▸ The problem
Once every line below has been checked for "Send", give only the number of lines that have it.

(Dataset rows for apps and sites)
# # # # #

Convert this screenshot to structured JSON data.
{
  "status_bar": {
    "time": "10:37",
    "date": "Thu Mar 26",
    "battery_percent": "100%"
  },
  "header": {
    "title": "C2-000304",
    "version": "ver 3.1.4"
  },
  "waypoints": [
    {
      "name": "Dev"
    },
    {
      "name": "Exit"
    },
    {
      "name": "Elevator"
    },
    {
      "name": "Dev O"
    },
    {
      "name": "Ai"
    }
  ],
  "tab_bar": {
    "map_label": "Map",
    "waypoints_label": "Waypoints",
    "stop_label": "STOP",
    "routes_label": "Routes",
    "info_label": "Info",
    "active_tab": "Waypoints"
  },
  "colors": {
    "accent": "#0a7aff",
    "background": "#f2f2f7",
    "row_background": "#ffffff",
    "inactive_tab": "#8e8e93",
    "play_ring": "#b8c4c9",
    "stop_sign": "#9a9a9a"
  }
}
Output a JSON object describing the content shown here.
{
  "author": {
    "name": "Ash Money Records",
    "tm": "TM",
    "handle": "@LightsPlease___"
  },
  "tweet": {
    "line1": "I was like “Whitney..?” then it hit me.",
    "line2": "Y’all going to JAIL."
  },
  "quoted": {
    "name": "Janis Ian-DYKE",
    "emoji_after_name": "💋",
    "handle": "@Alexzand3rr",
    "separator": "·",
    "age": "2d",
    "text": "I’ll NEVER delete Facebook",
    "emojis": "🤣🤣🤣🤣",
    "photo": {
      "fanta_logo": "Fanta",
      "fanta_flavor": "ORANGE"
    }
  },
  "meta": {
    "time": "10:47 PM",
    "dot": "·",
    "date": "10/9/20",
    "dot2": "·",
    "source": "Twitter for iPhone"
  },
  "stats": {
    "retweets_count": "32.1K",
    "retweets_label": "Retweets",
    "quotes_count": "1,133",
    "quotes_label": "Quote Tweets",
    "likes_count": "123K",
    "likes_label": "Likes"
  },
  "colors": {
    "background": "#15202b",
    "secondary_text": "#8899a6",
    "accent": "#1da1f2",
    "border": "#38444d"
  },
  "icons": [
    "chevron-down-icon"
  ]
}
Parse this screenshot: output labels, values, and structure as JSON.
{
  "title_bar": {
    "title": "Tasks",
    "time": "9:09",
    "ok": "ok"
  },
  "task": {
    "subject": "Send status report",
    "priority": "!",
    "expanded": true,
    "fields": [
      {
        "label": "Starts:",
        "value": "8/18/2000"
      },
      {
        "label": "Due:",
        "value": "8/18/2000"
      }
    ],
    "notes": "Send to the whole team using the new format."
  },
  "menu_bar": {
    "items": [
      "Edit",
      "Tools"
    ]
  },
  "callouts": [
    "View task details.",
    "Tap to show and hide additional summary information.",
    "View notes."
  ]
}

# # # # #

▸ Solution for this exercise
2